* TASK DIRECTIONS: Filter the entries down to the lines holding "this", then copy those lines.

━━━━━ DATA RECORDS

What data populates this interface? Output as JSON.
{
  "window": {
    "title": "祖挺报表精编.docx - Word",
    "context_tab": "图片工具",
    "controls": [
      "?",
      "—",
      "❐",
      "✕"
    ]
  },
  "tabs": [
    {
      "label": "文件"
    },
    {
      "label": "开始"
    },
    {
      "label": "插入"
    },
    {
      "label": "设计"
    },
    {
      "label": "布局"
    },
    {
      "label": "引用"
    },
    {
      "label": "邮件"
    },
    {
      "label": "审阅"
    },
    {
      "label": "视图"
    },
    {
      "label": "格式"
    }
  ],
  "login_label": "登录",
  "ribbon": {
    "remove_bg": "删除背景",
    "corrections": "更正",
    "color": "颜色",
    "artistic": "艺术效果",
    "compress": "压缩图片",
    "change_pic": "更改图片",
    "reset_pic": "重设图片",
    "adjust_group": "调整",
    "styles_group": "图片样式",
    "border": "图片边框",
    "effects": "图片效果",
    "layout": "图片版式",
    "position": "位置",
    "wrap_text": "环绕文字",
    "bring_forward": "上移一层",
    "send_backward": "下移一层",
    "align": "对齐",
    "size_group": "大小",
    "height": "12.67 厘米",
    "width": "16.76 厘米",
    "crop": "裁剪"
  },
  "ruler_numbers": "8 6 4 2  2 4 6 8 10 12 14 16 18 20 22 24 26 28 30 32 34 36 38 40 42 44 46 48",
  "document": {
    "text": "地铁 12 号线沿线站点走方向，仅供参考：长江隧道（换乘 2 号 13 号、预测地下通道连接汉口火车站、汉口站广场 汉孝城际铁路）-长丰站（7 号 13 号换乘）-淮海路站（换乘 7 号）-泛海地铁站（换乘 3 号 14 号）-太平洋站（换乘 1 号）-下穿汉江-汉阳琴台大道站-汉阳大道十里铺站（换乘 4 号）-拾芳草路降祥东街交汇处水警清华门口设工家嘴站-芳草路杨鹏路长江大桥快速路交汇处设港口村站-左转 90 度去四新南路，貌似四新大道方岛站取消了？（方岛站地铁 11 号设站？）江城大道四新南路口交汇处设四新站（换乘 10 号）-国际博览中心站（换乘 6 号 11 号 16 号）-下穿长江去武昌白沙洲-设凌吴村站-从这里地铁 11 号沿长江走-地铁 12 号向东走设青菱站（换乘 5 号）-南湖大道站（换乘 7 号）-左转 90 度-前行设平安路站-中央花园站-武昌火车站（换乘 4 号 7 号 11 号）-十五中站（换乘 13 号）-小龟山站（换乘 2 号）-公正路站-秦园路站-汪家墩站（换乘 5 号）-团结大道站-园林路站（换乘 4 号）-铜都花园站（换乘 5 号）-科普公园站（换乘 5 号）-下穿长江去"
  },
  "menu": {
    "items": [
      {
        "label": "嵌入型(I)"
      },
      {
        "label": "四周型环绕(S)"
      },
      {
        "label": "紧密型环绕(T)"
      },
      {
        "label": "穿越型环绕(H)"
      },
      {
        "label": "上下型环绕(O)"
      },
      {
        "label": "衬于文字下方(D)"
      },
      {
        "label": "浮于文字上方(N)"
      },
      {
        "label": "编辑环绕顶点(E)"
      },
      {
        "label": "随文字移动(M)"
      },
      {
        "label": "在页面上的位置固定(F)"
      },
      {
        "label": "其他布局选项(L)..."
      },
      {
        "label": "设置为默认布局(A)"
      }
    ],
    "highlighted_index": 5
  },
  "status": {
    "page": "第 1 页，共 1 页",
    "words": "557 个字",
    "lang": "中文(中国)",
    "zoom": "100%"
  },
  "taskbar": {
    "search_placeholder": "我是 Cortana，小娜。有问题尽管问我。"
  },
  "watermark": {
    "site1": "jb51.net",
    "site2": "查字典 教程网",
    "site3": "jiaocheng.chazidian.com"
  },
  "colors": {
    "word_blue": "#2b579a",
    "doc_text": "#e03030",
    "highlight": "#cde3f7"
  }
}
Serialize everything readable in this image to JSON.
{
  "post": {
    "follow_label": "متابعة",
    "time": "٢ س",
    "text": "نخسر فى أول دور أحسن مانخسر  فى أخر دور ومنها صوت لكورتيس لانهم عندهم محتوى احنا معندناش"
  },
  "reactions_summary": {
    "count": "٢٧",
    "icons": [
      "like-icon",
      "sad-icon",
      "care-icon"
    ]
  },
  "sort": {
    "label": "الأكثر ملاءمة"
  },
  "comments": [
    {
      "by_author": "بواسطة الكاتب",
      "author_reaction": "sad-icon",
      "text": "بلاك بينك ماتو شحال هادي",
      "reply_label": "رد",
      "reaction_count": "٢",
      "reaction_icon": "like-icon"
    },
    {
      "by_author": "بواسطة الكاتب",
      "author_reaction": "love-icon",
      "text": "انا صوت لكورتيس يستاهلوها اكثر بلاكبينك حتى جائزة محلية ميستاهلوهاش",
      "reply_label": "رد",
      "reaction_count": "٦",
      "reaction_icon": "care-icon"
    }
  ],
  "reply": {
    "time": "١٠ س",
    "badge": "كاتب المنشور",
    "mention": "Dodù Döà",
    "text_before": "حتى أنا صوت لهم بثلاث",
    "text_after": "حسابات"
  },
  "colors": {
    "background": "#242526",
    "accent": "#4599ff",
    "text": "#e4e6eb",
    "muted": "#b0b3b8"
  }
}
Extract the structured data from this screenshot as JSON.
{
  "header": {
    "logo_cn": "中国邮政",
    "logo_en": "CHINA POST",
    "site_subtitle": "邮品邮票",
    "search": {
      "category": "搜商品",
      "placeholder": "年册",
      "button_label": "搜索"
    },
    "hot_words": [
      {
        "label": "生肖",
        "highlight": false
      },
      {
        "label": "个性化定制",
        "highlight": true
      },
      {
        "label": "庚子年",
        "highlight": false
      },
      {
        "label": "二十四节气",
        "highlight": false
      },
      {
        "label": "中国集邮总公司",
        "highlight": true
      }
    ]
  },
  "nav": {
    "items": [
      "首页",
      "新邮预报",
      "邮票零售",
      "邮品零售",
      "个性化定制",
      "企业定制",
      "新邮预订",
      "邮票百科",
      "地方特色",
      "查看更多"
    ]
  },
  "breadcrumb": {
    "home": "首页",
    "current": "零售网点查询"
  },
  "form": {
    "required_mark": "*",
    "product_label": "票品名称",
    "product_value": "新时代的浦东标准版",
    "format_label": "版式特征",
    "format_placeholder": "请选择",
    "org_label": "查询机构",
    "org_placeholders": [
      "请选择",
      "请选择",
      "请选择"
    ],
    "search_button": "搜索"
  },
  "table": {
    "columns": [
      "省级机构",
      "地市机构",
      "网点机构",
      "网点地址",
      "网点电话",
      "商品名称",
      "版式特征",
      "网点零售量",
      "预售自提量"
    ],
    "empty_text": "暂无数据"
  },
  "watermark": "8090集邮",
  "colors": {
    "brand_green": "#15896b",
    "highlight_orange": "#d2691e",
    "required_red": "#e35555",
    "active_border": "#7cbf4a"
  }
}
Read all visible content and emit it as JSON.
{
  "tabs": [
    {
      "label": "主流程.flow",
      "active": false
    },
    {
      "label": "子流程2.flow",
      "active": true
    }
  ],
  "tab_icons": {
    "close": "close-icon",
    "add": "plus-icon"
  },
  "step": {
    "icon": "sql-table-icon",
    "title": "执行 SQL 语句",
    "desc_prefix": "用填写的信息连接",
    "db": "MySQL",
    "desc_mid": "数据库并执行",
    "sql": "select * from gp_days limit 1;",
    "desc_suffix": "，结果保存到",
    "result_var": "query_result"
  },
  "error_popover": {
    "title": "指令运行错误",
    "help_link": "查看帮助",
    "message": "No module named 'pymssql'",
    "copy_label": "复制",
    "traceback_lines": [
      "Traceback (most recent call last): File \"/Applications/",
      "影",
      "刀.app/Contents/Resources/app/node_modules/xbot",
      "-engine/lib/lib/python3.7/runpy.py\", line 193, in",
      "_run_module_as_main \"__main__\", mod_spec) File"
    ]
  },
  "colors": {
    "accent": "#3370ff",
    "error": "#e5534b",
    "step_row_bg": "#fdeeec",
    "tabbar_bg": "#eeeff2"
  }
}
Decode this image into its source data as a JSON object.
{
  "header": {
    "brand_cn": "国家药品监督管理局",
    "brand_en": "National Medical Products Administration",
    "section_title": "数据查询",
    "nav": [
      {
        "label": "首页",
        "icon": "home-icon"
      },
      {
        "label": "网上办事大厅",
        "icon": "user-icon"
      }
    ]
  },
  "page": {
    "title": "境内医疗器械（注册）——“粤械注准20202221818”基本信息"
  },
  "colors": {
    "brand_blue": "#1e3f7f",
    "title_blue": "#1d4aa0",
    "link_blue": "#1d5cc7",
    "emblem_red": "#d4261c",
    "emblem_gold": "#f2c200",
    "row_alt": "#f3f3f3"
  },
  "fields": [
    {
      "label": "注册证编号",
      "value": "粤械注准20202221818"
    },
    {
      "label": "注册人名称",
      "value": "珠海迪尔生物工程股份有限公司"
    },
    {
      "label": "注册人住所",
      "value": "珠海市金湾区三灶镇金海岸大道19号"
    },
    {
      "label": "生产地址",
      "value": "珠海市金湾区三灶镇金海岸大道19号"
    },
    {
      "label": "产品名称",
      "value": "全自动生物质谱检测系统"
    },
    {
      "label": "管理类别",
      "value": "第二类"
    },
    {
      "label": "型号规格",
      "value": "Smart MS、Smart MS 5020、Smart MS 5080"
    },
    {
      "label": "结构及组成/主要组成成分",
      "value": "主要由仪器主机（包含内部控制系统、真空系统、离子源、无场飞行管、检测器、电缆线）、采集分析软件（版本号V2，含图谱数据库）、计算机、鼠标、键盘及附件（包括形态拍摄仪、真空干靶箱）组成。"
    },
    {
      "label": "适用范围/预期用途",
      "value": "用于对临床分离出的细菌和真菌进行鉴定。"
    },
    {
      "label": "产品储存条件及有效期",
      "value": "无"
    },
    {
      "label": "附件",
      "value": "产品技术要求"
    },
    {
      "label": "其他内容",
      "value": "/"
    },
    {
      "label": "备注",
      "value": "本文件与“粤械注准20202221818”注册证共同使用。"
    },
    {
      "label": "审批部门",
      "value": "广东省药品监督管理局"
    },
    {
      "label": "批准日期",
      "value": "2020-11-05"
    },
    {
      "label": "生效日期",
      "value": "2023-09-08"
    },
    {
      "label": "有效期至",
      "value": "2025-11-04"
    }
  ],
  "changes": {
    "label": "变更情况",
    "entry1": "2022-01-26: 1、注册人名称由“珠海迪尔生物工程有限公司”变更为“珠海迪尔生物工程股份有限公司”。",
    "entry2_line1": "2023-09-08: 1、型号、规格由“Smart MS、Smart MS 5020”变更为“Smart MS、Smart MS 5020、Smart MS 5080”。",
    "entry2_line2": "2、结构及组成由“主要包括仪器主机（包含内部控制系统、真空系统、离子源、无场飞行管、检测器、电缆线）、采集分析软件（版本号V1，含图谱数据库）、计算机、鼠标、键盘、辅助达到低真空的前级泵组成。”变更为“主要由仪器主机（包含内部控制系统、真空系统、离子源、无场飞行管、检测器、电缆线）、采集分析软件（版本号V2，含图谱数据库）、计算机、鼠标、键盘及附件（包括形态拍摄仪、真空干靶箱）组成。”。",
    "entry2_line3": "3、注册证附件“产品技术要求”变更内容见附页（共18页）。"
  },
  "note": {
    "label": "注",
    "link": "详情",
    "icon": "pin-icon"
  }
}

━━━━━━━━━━

* SOLUTION:
What data populates this interface? Output as JSON.
Serialize everything readable in this image to JSON.
Extract the structured data from this screenshot as JSON.
Decode this image into its source data as a JSON object.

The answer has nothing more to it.